Stigma and Culture
Last-Place Anxiety in Black America
Matory describes the competitive process that hierarchically structures their self-definition as ethnic groups and the similar process by which middle-class African Americans seek distinction from their impoverished compatriots. Drawing on research at universities such as Howard, Harvard, and Duke and among their alumni networks, he details how university life—while facilitating individual upward mobility, touting human equality, and regaling cultural diversity—also perpetuates the cultural standards that historically justified the dominance of some groups over others. Combining his ethnographic findings with classic theoretical insights from Frantz Fanon, Fredrik Barth, Erving Goffman, Pierre Bourdieu and others—alongside stories from his own life in academia—Matory sketches the university as an institution that, particularly through the anthropological vocabulary of culture, encourages the stigmatized to stratify their own.
1 Three Fathers: How Shall I See You through My Tears?
2 The University in Black, White, and Ambivalence: The Hidden Curriculum
3 Islands Are Not Isolated: Schools, Scholars, and the Political Economy of Gullah/Geechee Ethnicity
4 A Complexion or a Culture? Debate as Identity among African-Descended Indians and Louisiana Creoles of Color
5 Islands of the Mind: The Mythical Anthropology of the Caribbean

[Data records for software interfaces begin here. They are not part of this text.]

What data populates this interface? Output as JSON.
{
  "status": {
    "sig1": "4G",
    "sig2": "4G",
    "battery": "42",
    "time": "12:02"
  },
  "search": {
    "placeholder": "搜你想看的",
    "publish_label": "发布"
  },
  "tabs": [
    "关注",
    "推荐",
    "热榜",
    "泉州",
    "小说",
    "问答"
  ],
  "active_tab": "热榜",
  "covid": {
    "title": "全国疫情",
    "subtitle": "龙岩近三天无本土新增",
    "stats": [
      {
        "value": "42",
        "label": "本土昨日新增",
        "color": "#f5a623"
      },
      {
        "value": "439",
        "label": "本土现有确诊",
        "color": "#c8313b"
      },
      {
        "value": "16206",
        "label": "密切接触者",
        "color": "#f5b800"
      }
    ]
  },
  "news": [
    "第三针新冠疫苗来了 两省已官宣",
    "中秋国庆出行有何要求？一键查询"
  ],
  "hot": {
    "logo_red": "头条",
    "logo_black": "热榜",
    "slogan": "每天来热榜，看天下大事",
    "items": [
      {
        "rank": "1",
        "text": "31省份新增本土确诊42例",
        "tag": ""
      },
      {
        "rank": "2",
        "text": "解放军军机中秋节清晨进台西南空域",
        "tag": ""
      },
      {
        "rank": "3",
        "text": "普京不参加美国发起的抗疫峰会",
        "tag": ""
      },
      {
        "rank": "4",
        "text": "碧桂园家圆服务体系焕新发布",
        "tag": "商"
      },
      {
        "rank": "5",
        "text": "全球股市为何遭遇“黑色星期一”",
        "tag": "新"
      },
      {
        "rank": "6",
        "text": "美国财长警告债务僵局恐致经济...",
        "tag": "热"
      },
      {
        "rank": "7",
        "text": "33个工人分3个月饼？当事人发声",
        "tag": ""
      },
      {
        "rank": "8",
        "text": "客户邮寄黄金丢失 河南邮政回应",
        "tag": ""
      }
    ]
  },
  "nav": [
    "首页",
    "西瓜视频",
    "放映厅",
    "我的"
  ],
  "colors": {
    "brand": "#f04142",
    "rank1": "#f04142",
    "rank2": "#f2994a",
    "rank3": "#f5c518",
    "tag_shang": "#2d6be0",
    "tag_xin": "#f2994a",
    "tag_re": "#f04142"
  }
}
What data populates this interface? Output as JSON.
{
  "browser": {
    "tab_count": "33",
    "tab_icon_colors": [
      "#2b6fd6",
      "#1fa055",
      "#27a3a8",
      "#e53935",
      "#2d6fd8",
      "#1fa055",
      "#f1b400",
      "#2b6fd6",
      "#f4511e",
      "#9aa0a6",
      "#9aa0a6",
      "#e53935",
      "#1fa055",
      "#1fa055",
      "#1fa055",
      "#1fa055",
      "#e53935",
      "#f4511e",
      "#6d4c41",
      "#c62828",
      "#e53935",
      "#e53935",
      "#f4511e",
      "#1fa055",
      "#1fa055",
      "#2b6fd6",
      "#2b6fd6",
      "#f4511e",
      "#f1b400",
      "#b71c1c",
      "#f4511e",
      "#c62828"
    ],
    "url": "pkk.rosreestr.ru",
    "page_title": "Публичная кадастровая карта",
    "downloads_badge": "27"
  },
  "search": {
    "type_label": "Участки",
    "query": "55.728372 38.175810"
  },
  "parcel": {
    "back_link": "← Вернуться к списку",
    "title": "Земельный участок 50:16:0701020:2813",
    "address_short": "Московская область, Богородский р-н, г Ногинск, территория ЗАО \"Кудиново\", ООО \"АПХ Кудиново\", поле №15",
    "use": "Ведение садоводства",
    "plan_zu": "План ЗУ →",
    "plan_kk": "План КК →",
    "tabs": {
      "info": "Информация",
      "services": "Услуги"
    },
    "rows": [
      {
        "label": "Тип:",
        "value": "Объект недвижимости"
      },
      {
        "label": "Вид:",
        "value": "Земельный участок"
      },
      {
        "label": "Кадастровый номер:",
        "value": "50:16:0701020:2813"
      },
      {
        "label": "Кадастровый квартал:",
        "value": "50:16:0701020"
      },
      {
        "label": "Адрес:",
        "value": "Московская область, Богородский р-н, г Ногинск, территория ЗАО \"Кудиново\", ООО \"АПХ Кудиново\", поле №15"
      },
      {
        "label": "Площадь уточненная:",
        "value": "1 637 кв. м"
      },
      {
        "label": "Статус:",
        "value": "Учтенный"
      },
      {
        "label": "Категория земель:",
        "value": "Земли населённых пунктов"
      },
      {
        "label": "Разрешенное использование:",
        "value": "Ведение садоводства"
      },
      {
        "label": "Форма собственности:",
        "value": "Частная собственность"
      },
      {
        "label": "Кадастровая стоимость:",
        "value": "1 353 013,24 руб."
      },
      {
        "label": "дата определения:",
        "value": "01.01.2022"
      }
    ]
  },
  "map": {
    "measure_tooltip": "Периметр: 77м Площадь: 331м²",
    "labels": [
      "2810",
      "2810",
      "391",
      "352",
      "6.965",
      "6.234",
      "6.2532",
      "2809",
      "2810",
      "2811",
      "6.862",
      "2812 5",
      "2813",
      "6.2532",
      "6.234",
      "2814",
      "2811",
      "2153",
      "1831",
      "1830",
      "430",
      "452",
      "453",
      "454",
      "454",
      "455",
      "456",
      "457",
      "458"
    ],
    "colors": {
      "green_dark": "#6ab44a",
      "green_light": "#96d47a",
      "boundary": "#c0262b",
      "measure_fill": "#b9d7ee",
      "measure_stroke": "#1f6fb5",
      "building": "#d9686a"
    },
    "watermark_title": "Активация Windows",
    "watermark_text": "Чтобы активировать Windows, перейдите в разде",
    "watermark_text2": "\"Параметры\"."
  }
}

6 Heaven and Hell: American Africans and the Image of Home
Conclusion: “Through a Glass, Darkly”